Work order | "bold" is the word to look for; say how many lines of the listing below contain it, and nothing else.

Supplied records |
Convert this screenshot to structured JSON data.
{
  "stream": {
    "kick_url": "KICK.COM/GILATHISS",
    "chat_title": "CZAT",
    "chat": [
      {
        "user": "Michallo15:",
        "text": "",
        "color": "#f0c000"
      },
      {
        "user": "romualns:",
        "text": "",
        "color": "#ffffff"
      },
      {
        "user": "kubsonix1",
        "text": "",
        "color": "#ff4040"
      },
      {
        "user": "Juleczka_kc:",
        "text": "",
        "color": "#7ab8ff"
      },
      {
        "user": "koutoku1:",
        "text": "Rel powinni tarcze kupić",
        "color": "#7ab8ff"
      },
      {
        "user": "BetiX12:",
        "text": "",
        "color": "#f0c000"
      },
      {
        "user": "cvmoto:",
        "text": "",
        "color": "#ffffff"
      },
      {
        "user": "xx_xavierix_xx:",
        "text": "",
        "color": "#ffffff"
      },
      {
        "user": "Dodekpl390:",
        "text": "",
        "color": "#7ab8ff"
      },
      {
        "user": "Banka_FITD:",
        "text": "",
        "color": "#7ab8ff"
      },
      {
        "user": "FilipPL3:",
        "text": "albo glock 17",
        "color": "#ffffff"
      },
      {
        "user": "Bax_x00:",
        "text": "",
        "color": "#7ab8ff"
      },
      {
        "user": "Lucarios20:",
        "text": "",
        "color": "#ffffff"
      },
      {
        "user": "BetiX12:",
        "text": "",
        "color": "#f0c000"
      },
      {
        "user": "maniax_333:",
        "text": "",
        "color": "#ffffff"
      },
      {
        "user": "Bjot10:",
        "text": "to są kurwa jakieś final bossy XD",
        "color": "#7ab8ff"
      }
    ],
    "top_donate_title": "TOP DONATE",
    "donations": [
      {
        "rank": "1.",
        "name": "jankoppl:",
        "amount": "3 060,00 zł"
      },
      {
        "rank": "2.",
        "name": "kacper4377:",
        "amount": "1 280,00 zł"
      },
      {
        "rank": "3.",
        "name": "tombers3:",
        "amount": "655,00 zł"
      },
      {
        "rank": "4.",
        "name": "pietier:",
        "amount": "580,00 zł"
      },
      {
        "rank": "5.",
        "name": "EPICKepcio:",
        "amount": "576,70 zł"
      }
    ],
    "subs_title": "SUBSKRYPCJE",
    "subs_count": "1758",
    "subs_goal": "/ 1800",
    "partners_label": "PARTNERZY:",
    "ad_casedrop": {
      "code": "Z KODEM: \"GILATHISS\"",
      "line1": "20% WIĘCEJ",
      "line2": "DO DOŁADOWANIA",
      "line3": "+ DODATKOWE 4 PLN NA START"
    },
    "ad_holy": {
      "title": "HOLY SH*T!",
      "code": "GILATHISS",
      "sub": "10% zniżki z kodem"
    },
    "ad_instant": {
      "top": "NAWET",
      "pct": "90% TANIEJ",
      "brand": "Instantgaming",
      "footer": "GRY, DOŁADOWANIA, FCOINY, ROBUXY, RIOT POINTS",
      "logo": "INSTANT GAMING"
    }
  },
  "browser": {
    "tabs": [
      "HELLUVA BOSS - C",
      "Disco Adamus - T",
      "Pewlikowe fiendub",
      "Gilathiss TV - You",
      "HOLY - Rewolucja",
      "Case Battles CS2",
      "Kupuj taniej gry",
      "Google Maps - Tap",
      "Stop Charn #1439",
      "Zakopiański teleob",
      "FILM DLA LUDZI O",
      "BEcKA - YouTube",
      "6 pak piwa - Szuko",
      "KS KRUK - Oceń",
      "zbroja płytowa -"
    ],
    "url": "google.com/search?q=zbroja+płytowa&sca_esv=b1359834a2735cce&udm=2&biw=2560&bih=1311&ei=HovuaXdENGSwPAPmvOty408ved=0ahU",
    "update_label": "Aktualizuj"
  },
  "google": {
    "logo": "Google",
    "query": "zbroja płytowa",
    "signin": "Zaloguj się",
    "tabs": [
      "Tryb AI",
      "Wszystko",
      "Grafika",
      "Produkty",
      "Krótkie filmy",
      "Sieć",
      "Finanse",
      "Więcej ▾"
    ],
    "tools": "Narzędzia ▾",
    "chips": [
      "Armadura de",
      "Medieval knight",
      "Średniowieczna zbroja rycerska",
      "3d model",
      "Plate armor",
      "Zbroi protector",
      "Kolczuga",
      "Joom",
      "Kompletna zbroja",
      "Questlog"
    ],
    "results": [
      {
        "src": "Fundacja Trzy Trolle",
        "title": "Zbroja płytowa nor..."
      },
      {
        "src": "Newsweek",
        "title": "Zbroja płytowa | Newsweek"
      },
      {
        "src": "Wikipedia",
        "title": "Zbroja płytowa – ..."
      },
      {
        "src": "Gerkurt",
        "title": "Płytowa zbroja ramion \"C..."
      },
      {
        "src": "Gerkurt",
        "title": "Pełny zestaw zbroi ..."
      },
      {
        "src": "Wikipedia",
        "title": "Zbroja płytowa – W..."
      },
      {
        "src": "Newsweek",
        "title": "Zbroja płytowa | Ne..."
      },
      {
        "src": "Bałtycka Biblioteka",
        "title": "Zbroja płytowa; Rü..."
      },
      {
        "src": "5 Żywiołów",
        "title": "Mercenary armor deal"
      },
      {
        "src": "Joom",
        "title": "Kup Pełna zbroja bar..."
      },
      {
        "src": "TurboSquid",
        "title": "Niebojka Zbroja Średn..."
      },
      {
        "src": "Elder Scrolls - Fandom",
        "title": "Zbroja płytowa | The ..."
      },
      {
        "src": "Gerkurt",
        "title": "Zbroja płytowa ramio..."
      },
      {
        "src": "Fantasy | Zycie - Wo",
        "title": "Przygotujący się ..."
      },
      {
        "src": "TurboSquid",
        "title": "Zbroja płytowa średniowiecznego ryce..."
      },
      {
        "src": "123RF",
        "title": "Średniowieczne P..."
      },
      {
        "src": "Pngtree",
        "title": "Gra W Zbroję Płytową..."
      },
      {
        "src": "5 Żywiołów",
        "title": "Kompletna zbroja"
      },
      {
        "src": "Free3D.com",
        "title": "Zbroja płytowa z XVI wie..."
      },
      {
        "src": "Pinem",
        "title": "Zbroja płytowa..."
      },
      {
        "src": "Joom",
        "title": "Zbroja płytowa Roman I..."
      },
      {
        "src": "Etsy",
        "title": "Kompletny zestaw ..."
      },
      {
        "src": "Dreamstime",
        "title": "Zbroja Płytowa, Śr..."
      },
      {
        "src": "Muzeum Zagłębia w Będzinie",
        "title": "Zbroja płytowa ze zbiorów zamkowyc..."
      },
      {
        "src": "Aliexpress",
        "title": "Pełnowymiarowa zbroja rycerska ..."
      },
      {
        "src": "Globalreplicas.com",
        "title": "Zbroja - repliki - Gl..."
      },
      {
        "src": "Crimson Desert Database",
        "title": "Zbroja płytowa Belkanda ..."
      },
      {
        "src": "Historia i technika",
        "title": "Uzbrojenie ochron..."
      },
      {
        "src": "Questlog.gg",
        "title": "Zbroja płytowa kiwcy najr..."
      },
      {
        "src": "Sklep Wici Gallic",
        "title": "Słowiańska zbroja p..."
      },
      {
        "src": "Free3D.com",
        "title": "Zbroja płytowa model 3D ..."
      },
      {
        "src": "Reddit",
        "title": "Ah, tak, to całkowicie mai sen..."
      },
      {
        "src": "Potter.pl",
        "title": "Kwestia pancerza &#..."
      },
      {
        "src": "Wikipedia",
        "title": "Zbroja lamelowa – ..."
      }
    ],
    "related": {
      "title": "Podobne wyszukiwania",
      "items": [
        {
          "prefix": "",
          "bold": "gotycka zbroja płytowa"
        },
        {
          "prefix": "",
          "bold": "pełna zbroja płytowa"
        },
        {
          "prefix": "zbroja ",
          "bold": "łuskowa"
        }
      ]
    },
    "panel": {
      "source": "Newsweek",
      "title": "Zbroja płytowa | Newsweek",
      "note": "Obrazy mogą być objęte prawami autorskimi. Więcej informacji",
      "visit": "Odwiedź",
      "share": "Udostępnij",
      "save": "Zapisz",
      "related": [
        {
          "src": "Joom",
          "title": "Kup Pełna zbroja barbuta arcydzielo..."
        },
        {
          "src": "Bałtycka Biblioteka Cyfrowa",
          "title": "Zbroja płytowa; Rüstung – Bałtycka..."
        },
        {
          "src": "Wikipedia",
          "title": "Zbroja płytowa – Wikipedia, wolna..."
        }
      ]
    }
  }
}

Answer section | 3